Prep Biochem Biotechnol. 2005;35(1):29-36. Onal S, Timur S, Okutucu B, Zihnioglu F.
- Diabetes mellitus is one of the most prevalant diseases of adults. Agents with alpha-glucosidase inhibitory activity have been useful as oral hypoglycemic drugs for the control of hyperglycemia in patients with type 2; noninsulin-dependent, diabetes mellitus (NIDDM). Investigation of some medicinal herbs: Urtica dioica, Taraxacum officinale, Viscum album, and Myrtus communis with alpha-glucosidase inhibitor activity was conducted to identify a prophylactic effect for diabetes in vitro. All plants showed differing potent alpha-glucosidase inhibitory activity. However, Myrtus communis strongly inhibited the enzyme (IC50 = 38 microg/mL). The inhibitory effect of these plants and some common antidiabetic drugs against the enzyme source (baker's yeast, rabbit liver, and small intestine) were also searched. Approximately all inhibitors used in this study showed quite different inhibitory activities, according to alpha-glucosidase origins. Furthermore, subsequent separation of the active material from Myrtus communis by HPLC showed that only one fraction acted as an a-glucosidase inhibitor.

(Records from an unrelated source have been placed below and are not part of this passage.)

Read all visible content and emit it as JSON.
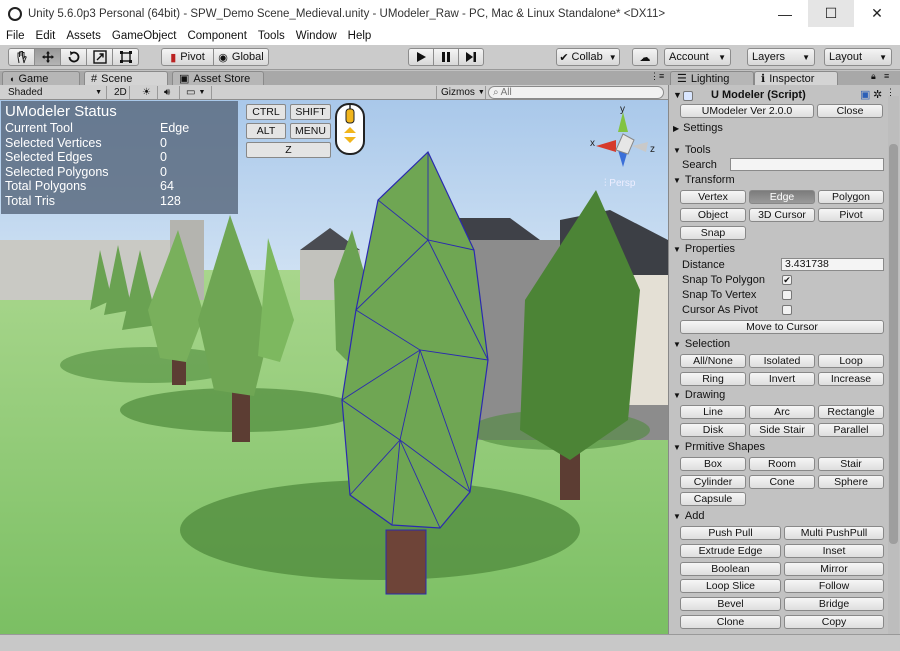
{
  "window": {
    "title": "Unity 5.6.0p3 Personal (64bit) - SPW_Demo Scene_Medieval.unity - UModeler_Raw - PC, Mac & Linux Standalone* <DX11>",
    "minimize": "—",
    "maximize": "☐",
    "close": "✕"
  },
  "menu": [
    "File",
    "Edit",
    "Assets",
    "GameObject",
    "Component",
    "Tools",
    "Window",
    "Help"
  ],
  "toolbar": {
    "pivot": "Pivot",
    "global": "Global",
    "collab": "Collab",
    "account": "Account",
    "layers": "Layers",
    "layout": "Layout"
  },
  "tabs": {
    "game": "Game",
    "scene": "Scene",
    "asset_store": "Asset Store",
    "lighting": "Lighting",
    "inspector": "Inspector"
  },
  "scene_bar": {
    "shading": "Shaded",
    "mode2d": "2D",
    "gizmos": "Gizmos",
    "search_placeholder": "All"
  },
  "status": {
    "title": "UModeler Status",
    "rows": [
      {
        "k": "Current Tool",
        "v": "Edge"
      },
      {
        "k": "Selected Vertices",
        "v": "0"
      },
      {
        "k": "Selected Edges",
        "v": "0"
      },
      {
        "k": "Selected Polygons",
        "v": "0"
      },
      {
        "k": "Total Polygons",
        "v": "64"
      },
      {
        "k": "Total Tris",
        "v": "128"
      }
    ]
  },
  "hotkeys": {
    "ctrl": "CTRL",
    "shift": "SHIFT",
    "alt": "ALT",
    "menu": "MENU",
    "z": "Z"
  },
  "gizmo": {
    "y": "y",
    "x": "x",
    "z": "z",
    "persp": "Persp"
  },
  "inspector": {
    "component": "U Modeler (Script)",
    "version": "UModeler Ver 2.0.0",
    "close": "Close",
    "settings": "Settings",
    "tools": "Tools",
    "search": "Search",
    "transform": "Transform",
    "vertex": "Vertex",
    "edge": "Edge",
    "polygon": "Polygon",
    "object": "Object",
    "cursor3d": "3D Cursor",
    "pivot": "Pivot",
    "snap": "Snap",
    "properties": "Properties",
    "distance_label": "Distance",
    "distance_value": "3.431738",
    "snap_to_polygon": "Snap To Polygon",
    "snap_to_vertex": "Snap To Vertex",
    "cursor_as_pivot": "Cursor As Pivot",
    "move_to_cursor": "Move to Cursor",
    "selection": "Selection",
    "all_none": "All/None",
    "isolated": "Isolated",
    "loop": "Loop",
    "ring": "Ring",
    "invert": "Invert",
    "increase": "Increase",
    "drawing": "Drawing",
    "line": "Line",
    "arc": "Arc",
    "rectangle": "Rectangle",
    "disk": "Disk",
    "side_stair": "Side Stair",
    "parallel": "Parallel",
    "primitive_shapes": "Prmitive Shapes",
    "box": "Box",
    "room": "Room",
    "stair": "Stair",
    "cylinder": "Cylinder",
    "cone": "Cone",
    "sphere": "Sphere",
    "capsule": "Capsule",
    "add": "Add",
    "push_pull": "Push Pull",
    "multi_push_pull": "Multi PushPull",
    "extrude_edge": "Extrude Edge",
    "inset": "Inset",
    "boolean": "Boolean",
    "mirror": "Mirror",
    "loop_slice": "Loop Slice",
    "follow": "Follow",
    "bevel": "Bevel",
    "bridge": "Bridge",
    "clone": "Clone",
    "copy": "Copy"
  }
}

Effects of a medical food containing an herbal alpha-glucosidase inhibitor on postprandial glycemia and insulinemia in healthy adults
J Am Diet Assoc. 2005 Jan;105(1):65-71.
Heacock PM, Hertzler SR, Williams JA, Wolf BW.
- OBJECTIVE: To determine the effect of different doses of Salacia oblonga extract, an herbal alpha-glucosidase inhibitor, on postprandial glycemic, insulinemic, and breath hydrogen responses in healthy adults. DESIGN: Double-masked, randomized crossover design. INTERVENTION: Subjects, after fasting for 12 hours, consumed four test meals consisting of 480 mL of study beverage (14 g fat, 82 g carbohydrate, and 20 g protein) with 0, 500, 700, or 1,000 mg of S oblonga extract on four separate occasions. Capillary finger-prick plasma glucose and venous serum insulin concentrations were measured at baseline and for 2 hours postprandially. Breath hydrogen excretion was measured at baseline and hourly for 8 hours postprandially. SUBJECTS/SETTING: Thirty-nine healthy, nondiabetic adults (body mass index=23.7+/-0.4, age=25.7+/-0.9 years. STATISTICAL ANALYSES PERFORMED: Repeated-measures analysis of variance was applied to the raw data or data that had been transformed (log, rank) when necessary due to nonnormality. The Tukey-Kramer post hoc test was used for pairwise comparisons. RESULTS: Compared with the control, the 1,000-mg S oblonga extract dose reduced the plasma glucose and serum insulin incremental areas under the curve (0 to 120 minutes postprandial) by 23% ( P =.32) and 29% ( P =.01), respectively. The other doses of S oblonga extract did not impact glycemia or insulinemia. Breath hydrogen excretion increased linearly as the dose of S oblonga extract was advanced. CONCLUSIONS: The presence of S oblonga extract tended to lower postprandial glycemia and significantly reduced the postprandial insulin response. The increase in breath hydrogen excretion suggests a mechanism similar to prescription alpha-glucosidase inhibitors. Future studies of S oblonga extract in patients with diabetes are needed.